* _DATA RECORDS_

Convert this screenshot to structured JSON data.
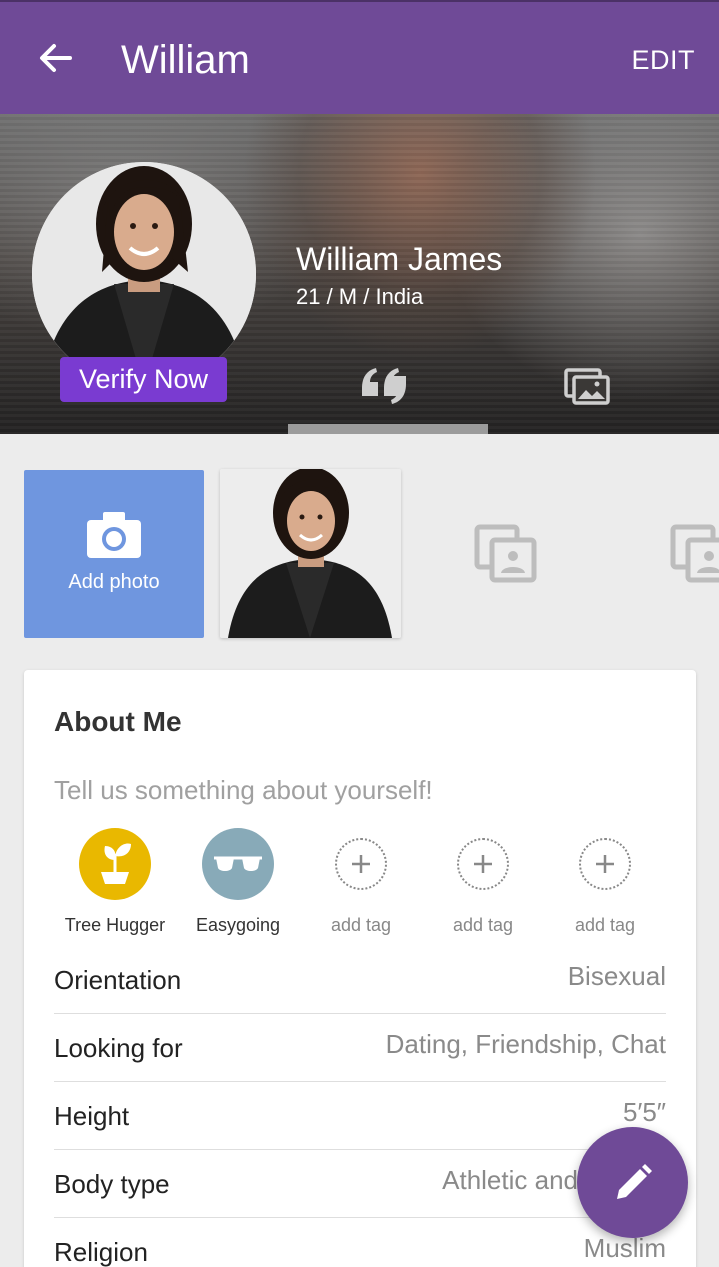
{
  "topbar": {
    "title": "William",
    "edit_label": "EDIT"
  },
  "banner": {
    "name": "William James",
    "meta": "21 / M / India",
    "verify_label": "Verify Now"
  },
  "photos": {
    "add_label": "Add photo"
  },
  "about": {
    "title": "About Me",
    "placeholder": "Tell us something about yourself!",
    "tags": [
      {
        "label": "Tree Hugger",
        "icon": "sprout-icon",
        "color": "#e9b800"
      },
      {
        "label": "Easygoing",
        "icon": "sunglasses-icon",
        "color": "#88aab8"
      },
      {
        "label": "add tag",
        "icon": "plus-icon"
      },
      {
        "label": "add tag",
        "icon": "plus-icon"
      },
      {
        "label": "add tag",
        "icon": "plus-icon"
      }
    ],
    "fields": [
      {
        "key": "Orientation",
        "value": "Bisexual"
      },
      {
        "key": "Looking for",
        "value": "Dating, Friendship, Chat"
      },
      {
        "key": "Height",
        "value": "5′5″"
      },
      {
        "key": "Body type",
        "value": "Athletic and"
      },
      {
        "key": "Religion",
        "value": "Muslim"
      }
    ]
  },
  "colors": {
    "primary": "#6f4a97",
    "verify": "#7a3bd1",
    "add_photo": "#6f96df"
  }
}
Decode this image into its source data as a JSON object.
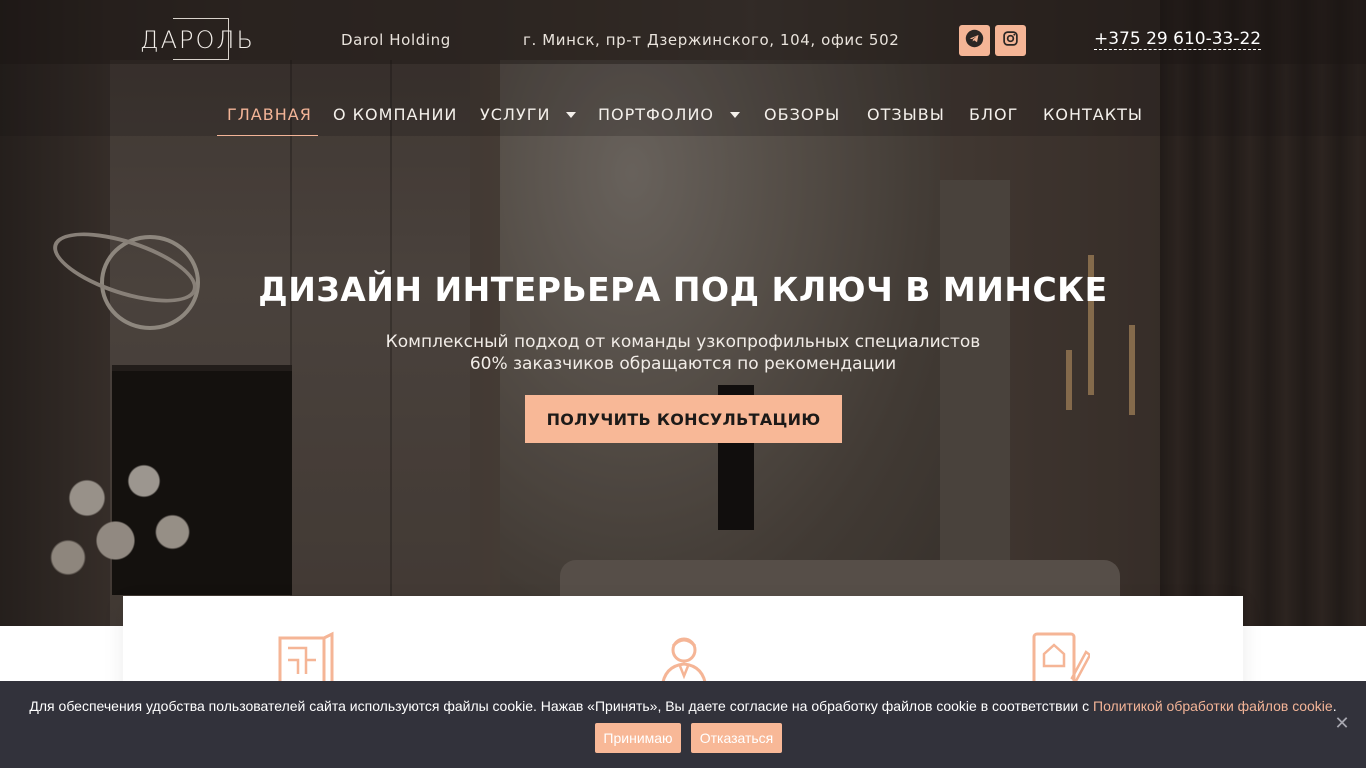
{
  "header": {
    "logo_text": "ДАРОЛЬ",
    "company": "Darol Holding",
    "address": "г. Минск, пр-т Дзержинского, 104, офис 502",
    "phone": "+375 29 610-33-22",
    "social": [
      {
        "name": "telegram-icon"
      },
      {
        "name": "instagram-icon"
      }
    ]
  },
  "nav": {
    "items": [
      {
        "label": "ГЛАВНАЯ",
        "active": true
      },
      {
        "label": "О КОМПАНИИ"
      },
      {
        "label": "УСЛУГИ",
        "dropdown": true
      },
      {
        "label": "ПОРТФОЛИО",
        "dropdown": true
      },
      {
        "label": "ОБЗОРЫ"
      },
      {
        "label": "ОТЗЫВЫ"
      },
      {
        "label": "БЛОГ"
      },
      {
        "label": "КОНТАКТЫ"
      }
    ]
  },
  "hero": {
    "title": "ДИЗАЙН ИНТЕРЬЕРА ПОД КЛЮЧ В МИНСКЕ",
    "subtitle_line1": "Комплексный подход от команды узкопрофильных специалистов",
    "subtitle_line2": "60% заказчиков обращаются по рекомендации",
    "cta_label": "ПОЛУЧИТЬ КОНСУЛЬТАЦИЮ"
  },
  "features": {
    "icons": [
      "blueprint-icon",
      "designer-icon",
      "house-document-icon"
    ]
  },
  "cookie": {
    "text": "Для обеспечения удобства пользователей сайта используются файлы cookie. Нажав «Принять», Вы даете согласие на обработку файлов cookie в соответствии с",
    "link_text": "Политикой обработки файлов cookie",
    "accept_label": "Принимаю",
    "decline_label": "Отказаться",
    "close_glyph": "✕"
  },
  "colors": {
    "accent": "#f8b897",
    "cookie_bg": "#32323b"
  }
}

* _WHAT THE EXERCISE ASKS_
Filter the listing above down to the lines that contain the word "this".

* _RESULT_
Convert this screenshot to structured JSON data.
Decode this image into its source data as a JSON object.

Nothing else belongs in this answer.